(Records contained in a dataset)
BEGIN
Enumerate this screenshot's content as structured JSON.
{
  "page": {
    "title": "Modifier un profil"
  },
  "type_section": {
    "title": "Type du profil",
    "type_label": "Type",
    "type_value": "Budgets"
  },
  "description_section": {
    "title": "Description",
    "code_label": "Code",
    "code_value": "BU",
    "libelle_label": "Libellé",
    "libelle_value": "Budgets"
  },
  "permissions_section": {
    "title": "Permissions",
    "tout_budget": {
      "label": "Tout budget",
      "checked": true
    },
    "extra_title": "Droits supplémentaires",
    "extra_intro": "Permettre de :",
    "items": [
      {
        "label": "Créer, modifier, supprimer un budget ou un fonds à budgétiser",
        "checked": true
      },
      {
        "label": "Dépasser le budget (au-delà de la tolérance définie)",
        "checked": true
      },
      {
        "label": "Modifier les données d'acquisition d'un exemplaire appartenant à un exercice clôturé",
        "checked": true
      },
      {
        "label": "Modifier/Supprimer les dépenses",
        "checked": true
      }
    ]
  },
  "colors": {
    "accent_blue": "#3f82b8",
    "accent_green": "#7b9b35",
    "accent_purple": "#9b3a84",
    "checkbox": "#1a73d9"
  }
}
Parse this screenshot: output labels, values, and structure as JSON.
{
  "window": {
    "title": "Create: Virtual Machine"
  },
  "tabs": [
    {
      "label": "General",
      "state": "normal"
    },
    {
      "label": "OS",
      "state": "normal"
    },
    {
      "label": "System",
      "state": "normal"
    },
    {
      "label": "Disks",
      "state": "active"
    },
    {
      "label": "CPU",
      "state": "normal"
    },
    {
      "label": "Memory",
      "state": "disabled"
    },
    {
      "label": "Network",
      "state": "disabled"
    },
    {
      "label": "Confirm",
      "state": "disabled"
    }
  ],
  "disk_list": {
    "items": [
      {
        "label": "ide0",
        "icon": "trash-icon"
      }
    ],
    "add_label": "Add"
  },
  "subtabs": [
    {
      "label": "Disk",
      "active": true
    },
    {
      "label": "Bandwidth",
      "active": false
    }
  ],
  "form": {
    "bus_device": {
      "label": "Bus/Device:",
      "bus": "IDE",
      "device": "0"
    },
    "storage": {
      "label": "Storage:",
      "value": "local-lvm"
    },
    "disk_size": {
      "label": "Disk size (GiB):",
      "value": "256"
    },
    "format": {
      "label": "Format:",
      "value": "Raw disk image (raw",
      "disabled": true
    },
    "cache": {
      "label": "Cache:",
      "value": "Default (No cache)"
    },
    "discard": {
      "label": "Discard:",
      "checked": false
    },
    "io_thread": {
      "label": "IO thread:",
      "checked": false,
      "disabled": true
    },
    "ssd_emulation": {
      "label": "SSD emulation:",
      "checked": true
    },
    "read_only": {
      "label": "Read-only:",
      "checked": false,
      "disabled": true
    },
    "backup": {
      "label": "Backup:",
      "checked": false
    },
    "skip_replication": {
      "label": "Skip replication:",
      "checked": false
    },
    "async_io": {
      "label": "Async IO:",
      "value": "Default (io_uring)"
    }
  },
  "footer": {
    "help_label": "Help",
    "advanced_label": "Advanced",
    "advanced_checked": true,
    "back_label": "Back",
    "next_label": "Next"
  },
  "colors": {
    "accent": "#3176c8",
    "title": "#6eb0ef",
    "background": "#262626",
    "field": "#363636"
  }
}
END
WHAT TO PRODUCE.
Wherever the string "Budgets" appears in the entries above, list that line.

ANSWER TO THE PROBLEM.
    "type_value": "Budgets"
    "libelle_value": "Budgets"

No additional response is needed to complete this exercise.